==== PROVIDED RECORDS

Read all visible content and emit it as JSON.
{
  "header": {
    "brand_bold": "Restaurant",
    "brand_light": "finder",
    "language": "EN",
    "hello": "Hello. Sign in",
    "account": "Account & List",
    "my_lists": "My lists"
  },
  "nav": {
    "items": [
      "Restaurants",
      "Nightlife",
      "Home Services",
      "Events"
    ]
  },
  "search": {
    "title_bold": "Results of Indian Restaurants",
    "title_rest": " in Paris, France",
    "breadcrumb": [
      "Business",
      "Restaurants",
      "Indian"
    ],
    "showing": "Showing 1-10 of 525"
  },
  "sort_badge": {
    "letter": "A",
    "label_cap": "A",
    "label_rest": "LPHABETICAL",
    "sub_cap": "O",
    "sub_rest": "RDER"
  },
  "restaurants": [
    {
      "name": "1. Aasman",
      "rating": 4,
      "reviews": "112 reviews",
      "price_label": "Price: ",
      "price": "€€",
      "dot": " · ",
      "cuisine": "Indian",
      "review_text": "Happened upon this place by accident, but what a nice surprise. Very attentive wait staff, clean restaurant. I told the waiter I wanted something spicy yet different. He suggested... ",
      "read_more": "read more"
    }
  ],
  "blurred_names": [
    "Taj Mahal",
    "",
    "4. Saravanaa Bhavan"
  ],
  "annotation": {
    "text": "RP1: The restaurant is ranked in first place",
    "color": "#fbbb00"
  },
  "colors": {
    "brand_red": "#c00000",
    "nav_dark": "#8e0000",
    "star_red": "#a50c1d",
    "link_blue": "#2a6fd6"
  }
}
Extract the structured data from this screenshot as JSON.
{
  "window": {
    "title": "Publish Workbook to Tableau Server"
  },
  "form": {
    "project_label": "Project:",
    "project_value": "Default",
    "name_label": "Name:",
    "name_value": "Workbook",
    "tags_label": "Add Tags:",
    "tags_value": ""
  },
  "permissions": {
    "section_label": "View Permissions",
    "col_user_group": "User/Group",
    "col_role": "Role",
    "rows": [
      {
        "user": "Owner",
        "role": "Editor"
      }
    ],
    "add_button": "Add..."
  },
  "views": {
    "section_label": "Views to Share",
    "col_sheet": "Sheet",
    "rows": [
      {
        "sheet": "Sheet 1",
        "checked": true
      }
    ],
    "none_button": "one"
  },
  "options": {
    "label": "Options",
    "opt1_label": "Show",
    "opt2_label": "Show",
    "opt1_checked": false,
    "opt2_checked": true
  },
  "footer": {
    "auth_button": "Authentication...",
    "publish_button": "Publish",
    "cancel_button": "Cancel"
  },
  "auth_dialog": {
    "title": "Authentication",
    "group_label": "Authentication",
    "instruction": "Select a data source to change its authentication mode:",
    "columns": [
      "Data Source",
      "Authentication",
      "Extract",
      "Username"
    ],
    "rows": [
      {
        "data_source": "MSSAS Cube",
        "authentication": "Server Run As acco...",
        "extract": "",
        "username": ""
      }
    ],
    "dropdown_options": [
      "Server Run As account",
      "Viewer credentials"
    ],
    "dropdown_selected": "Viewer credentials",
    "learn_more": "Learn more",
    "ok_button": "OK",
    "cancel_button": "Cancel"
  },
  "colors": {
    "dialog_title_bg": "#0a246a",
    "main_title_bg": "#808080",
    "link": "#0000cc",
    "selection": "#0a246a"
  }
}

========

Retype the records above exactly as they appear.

RESULT OF THIS EXERCISE:
Read all visible content and emit it as JSON.
{
  "header": {
    "brand_bold": "Restaurant",
    "brand_light": "finder",
    "language": "EN",
    "hello": "Hello. Sign in",
    "account": "Account & List",
    "my_lists": "My lists"
  },
  "nav": {
    "items": [
      "Restaurants",
      "Nightlife",
      "Home Services",
      "Events"
    ]
  },
  "search": {
    "title_bold": "Results of Indian Restaurants",
    "title_rest": " in Paris, France",
    "breadcrumb": [
      "Business",
      "Restaurants",
      "Indian"
    ],
    "showing": "Showing 1-10 of 525"
  },
  "sort_badge": {
    "letter": "A",
    "label_cap": "A",
    "label_rest": "LPHABETICAL",
    "sub_cap": "O",
    "sub_rest": "RDER"
  },
  "restaurants": [
    {
      "name": "1. Aasman",
      "rating": 4,
      "reviews": "112 reviews",
      "price_label": "Price: ",
      "price": "€€",
      "dot": " · ",
      "cuisine": "Indian",
      "review_text": "Happened upon this place by accident, but what a nice surprise. Very attentive wait staff, clean restaurant. I told the waiter I wanted something spicy yet different. He suggested... ",
      "read_more": "read more"
    }
  ],
  "blurred_names": [
    "Taj Mahal",
    "",
    "4. Saravanaa Bhavan"
  ],
  "annotation": {
    "text": "RP1: The restaurant is ranked in first place",
    "color": "#fbbb00"
  },
  "colors": {
    "brand_red": "#c00000",
    "nav_dark": "#8e0000",
    "star_red": "#a50c1d",
    "link_blue": "#2a6fd6"
  }
}
Extract the structured data from this screenshot as JSON.
{
  "window": {
    "title": "Publish Workbook to Tableau Server"
  },
  "form": {
    "project_label": "Project:",
    "project_value": "Default",
    "name_label": "Name:",
    "name_value": "Workbook",
    "tags_label": "Add Tags:",
    "tags_value": ""
  },
  "permissions": {
    "section_label": "View Permissions",
    "col_user_group": "User/Group",
    "col_role": "Role",
    "rows": [
      {
        "user": "Owner",
        "role": "Editor"
      }
    ],
    "add_button": "Add..."
  },
  "views": {
    "section_label": "Views to Share",
    "col_sheet": "Sheet",
    "rows": [
      {
        "sheet": "Sheet 1",
        "checked": true
      }
    ],
    "none_button": "one"
  },
  "options": {
    "label": "Options",
    "opt1_label": "Show",
    "opt2_label": "Show",
    "opt1_checked": false,
    "opt2_checked": true
  },
  "footer": {
    "auth_button": "Authentication...",
    "publish_button": "Publish",
    "cancel_button": "Cancel"
  },
  "auth_dialog": {
    "title": "Authentication",
    "group_label": "Authentication",
    "instruction": "Select a data source to change its authentication mode:",
    "columns": [
      "Data Source",
      "Authentication",
      "Extract",
      "Username"
    ],
    "rows": [
      {
        "data_source": "MSSAS Cube",
        "authentication": "Server Run As acco...",
        "extract": "",
        "username": ""
      }
    ],
    "dropdown_options": [
      "Server Run As account",
      "Viewer credentials"
    ],
    "dropdown_selected": "Viewer credentials",
    "learn_more": "Learn more",
    "ok_button": "OK",
    "cancel_button": "Cancel"
  },
  "colors": {
    "dialog_title_bg": "#0a246a",
    "main_title_bg": "#808080",
    "link": "#0000cc",
    "selection": "#0a246a"
  }
}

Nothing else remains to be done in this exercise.